Surveillance reform isn't just about privacy. The free flow of information is as much an economic issue as a social one.
Angela Merkel's call yesterday for a European network "so that one shouldn't have to send emails and other information across the Atlantic" is hardly surprising given the revelations of how German and other European citizens have had their data indiscriminately collected as they use web services based overseas. She may well get her way if surveillance reforms are not forthcoming, and that should concern us all.
The proposal goes to the heart of what sort of internet we all want - and a fragmented web of different blocs is not necessarily the solution to recent revelations.
In recent years, far from media coverage and public debate in Britain, meetings have been taking place about how to govern the web. Until now the 'multi-stakeholder' approach, a mix of Governments, civil society, academics, companies and others, work together to address pressing issues, with no one group having the ability to override the others.
China, Russia and Iran have been at the fore of an alternative model, one where individual Governments are free to exert far more control over what their citizens can see and do online. This 'Balkanised' web would see the cross-border flow of information stifled for a host of reasons, crippling businesses and ushering in a new tide of state censorship.
Other countries have tilted in their direction, recently spurred on by revelations of their own infrastructure being targeted, but the 'Freedom Online' coalition, led by the US and Britain, has fought to preserve the current model. It was, and remains, a noble cause.
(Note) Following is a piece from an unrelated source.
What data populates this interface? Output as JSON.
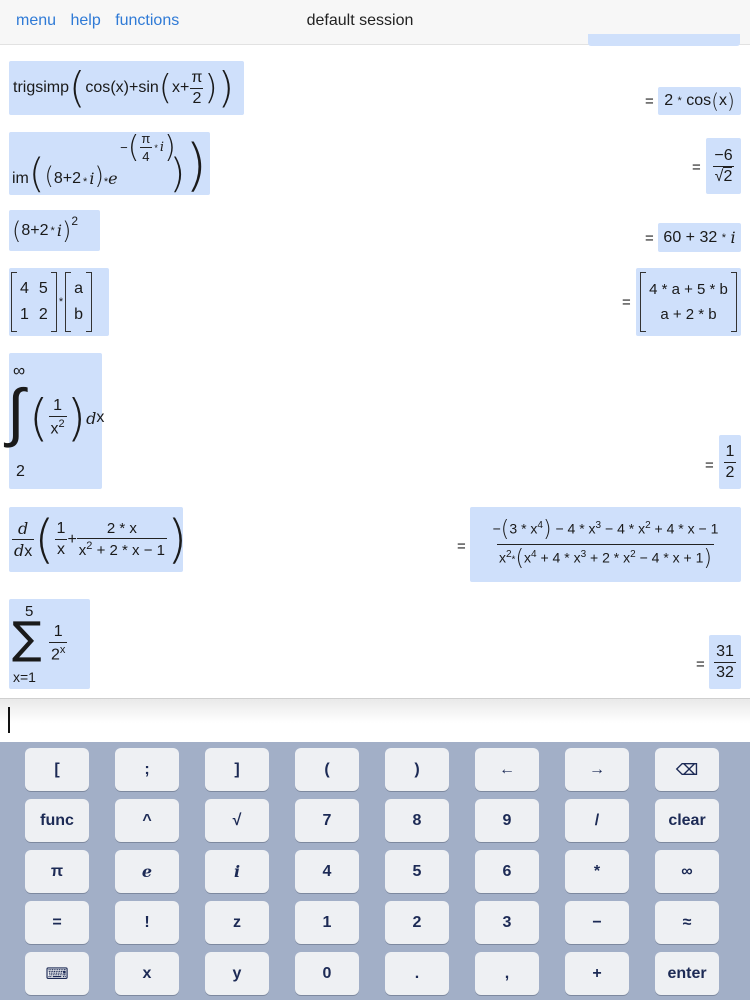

However, one of the most damaging aspects of the Snowden revelations is how willing the Freedom Online countries are now seen as espousing policy of do as we say, not as we do. Imagine if Brazilian intelligence had hacked into Exxon or BP, or it had been the Russian government attacking the data flow between Google's data centres. I expect the reaction in Parliament may have been slightly different to the muted assurances of oversight we have seen in recent months.
Lawmakers in the US have made clear to that reform is not optional, with a somewhat surprising coalition of the Tea party Republicans, libertarians, Obama loyalists and privacy advocates coming together to reign in the NSA's activities.
The outrage in the US may only now be pushing the President's hand but the first to recognise the damage were the technology companies. Facebook CEO Mark Zuckerberg's typically candid assessment that the US government "really blew it" and that "some of the government's statements have been profoundly unhelpful" set the tone at an early stage. Google later added "we are outraged at the lengths to which the government seems to have gone to intercept data from our private fiber networks" Hardly surprising from a business that has a customer base made up of 80% non-Americans, but the point is clear - international businesses don't win trust abroad if their Governments only afford protections to a minority of their domestically based customers.
Restoring this trust is a clear objective for the White House, not least because the concern about surveillance has already caused $35bn of damage to the US economy according to Bloomberg. It should be a pressing concern in Britain too, as businesses in Germany have already begun marketing their products on the country's strong privacy regime.
Equally, the US needs to act before the next round of internet governance talks begin later this year - in Brazil. The country offered to host the meeting when it became known the NSA had conducted several surveillance operations there, including monitoring Government communications, targeting the state oil company and intercepting data from President Dilma Rousseff's communications. The direction of travel is away from the free flow of data that has driven the internet forward and that should worry us all.
President Obama's NSA Review panel, which included a former Acting Director of the CIA and the man who was serving as George Bush's counter-terrorism advisor on 9/11, systematically and comprehensively assessed the US's current surveillance regime. They concluded that the economic damage could be 'severe' if US companies and infrastructure cannot be trusted because of government surveillance activity. They also reinforce the concern that intelligence agencies may be undermining cyber security for their own ends, exposing citizens and businesses alike to risks.
Restoring trust to the US and UK is both an economic and foreign policy imperative, and it cannot be done by sticking to the line 'we do not comment on intelligence matters.'
The US is now publishing detailed legal guidance on the scope of surveillance powers, detailing how and when they can be used and providing greater transparency. Hearings have been held on specific powers and briefings provided about internal oversight mechanisms, along with the results of internal audits on abuse of the systems. While the NSA has done this, with more to come, GCHQ has stayed silent. We have no idea what laws are being used to authorise programs now public and that bear little resemblance to the debates in Parliament when legislation was passed. Last week GCHQ's lawyers refused to confirm or deny the pronunciation of 'Tempora', one of the now public programmes.
Whatever your views on the scale of surveillance, the central issue is that from both an economic and foreign policy perspective, there is an incredibly delicate balance to be struck. Efforts to shut down debate in the UK mean these concerns go ignored, risking growth and our international authority. Particularly, why are back doors being hacked when there are legal front doors to get data from the likes of Google. Such behaviour is not becoming of nations that seek to set an example on internet policy.
The internet is by definition global and whether the UK government comments on intelligence matters or not, the impact will be real. The only way to address them is to allow some long overdue sunlight to shine on the intelligence agencies, bring forward meaningful reforms to ensure the law and oversight are fit for purpose in an internet age and once again set an example to the world about how surveillance, the internet and democratic values can be reconciled to the benefit of people at home and abroad.